Continuation of research hours spent under the supervision of a research advisor. Each hour of course credit translates into a minimum of three hours of lab work per week.
BIOT 6311 (BTC 561) *Advanced Techniques in Molecular Biology (3 SCH)
The topics covered in this course will include gel electrophoresis for analysis of proteins and nucleic acids; radiochemistry; DNA and RNA synthesis, isolation, cloning, and sequencing; RFLP; expression of proteins; and restriction enzyme analysis.
BIOT 6312 (BTC 562) *Advanced Techniques in Protein Chemistry (3 SCH)

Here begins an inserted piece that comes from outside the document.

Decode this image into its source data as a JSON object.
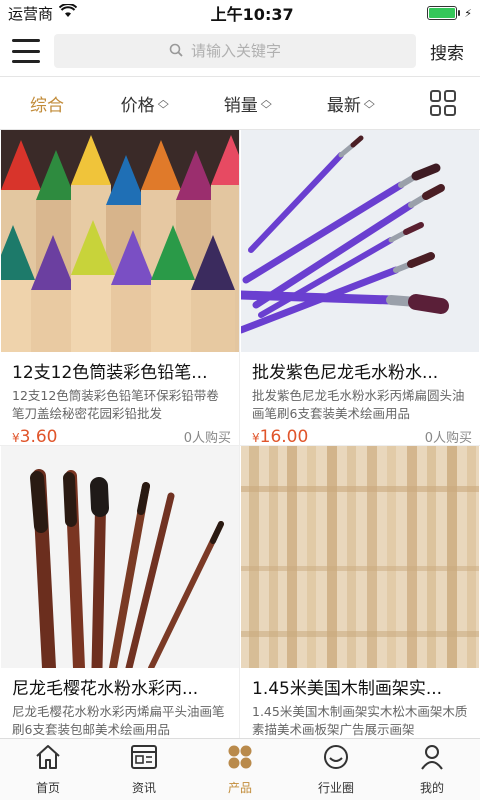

This course covers protein chemistry, immunology, the techniques of preparing tissue cultures, physical biochemistry, receptors and receptor assays, microscopy, computational biotechnology, molecular modeling, and the biometric analysis of data at an advanced level.
BIOT 6334 (BTC 527) Advanced Immunology (3 SCH - offered on even-numbered years)
Advanced survey of the immune system with focus on human and mouse models. Origin and differentation of the hematopoietic system, antibody structure/function, innate and adaptive immunity responses to infection.
BIOT 6335 (BTC 528) Tissue Culture (3 SCH - offered on odd-numbered years)
Hands-on learning of techniques and proper care, management, handling, propagation and freezing of cell lines.
BIOT 6336/6336L (BTC 558/558L) Biophysical Chemistry
Instrumental analysis of proteins, nucleic acids, carbohydrates, and lipids. Methods to include ultracentrifugation; gradient separation of proteins and nucleic acids; UV/Visible spectroscopy; electrochemistry of cytochromes; X-ray diffraction of proteins and nucleic acids; and HPLC of proteins.